With such an array of amazing live local music spotlighting this past Saturday's calendar, I did what any good photographer-slash-show enthusiast would do: I laced up my running shoes, charged an extra battery, and set out for four performances at three different venues with camera in tow. What a truly awesome night I was able to witness and shoot as a result! Here's how it all went down:
The first stop on Saturday's mini-tour was the Triple Door, for Jon Auer's much anticipated headlining set. With an expanse of well-lit stage at his feet, Auer broadened the selection from Thursday's opening performance at the Fountains of Wayne show with over sixty minutes of beautiful songstry. As he did two nights prior, the Posies / Big Star frontman pulled from a deep catalog of older hits and newer tracks that showcased his masterful songwriting, skilled technique and clear, clean, bell-like vocals — and even took time to treat the crowd with covers of Fountains of Wayne's "Hackensack" and the Beatles' "Blackbird." Gavin Guss provided the perfect compliment to Auer, giving the both Steinway and his lovely vocals a workout for a solid, well-matched opening set, as well as support on a few songs.

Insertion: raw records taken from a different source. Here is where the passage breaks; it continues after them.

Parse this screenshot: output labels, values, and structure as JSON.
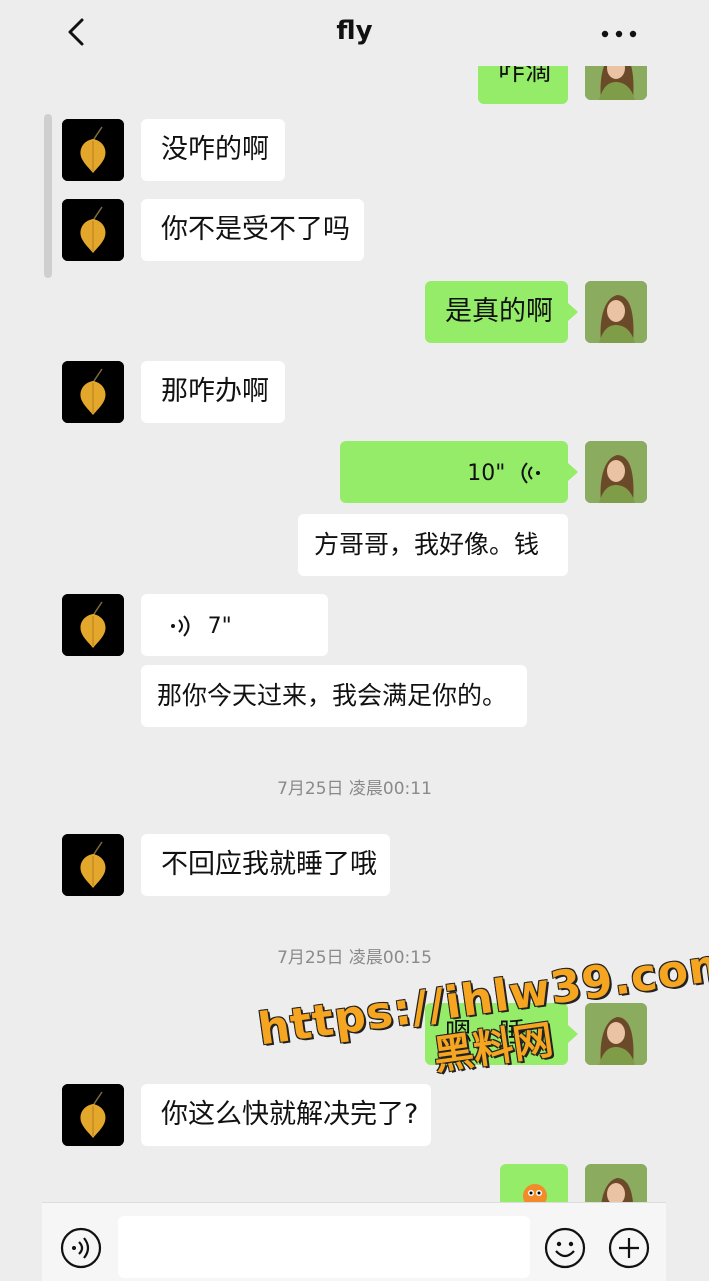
{
  "header": {
    "title": "fly"
  },
  "messages": {
    "m0_partial": "咋滴",
    "m1": "没咋的啊",
    "m2": "你不是受不了吗",
    "m3": "是真的啊",
    "m4": "那咋办啊",
    "m5_voice_duration": "10\"",
    "m6": "方哥哥，我好像。钱",
    "m7_voice_duration": "7\"",
    "m8": "那你今天过来，我会满足你的。",
    "t1": "7月25日 凌晨00:11",
    "m9": "不回应我就睡了哦",
    "t2": "7月25日 凌晨00:15",
    "m10_partial": "嗯，睡",
    "m11": "你这么快就解决完了?",
    "m12_icon": "emoji-sticker"
  },
  "watermark": {
    "url": "https://ihlw39.com",
    "name": "黑料网"
  },
  "colors": {
    "self_bubble": "#95ec69",
    "other_bubble": "#ffffff",
    "background": "#ededed",
    "watermark": "#f5a51f"
  }
}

With a copy of Auer's Songs from the Year of our Demise (2006) firmly in hand, I bid my goodbyes and hightailed it to Ballard for Pablo Trucker's second-slot set at the Sunset. I arrived side-stage with about fifteen minutes to spare, all warm and glowing and full of show from the Triple Door. A few of our friends from Telekinesis were present for the night's lineup, and I gushed about Pablo Trucker's last performance amidst congratulations about their recent sign to Merge.
Quite literally, there is not enough to be said about Pablo Trucker that I haven't already brought up in prior posts — except for the fact that they're even better than they were last time, which seems near impossible. Their two-man full-force setup managed to simultaneously blow out my eardrums and break my heart in half, with achy lyrics screamed out over a big-bodied electric and the perfect amount of percussion. At one point, the soulful delivery of pure, anguish-infested emoting practically knocked me off my feet. This band is nothing short of an utter triumph, and one to watch for sure. We all stood mouths agape, frequently motioning over the deafening bliss to remind each other that all of this sweetness was coming from two – two – people, who often seemed to share a very consciousness during their extended set.
Amidst shouts of "Thank you! That was brilliant!" and "Thanks for coming!" I headed over to finish out the night with Visqueen. Walking into the sold-out crowd at the Tractor, with a nothing more than a casual knowledge of the band, I could tell immediately that I was in for a treat. Perfectly punky feminine lead vocals and amped-up electric guitars descended over the gleeful crowd that was two songs into the set, and loving every instant of it. It was easy to see why these people were practically bouncing off the walls in reaction to the band — on top of the sheer energy and talent, there was a chemistry between the crowd and the stage that was tangible. And the talent and connection was no song-related fluke — they delivered a truly tremendous set, from start to finish. Had I not been tempted by such amazing music at the other venues I visited Saturday, I would have been front and center for the whole night to see the Tripwires opening, Dept. of Energy second slot, and every minute of the Visqueen set.
And that's not all!
See you around town!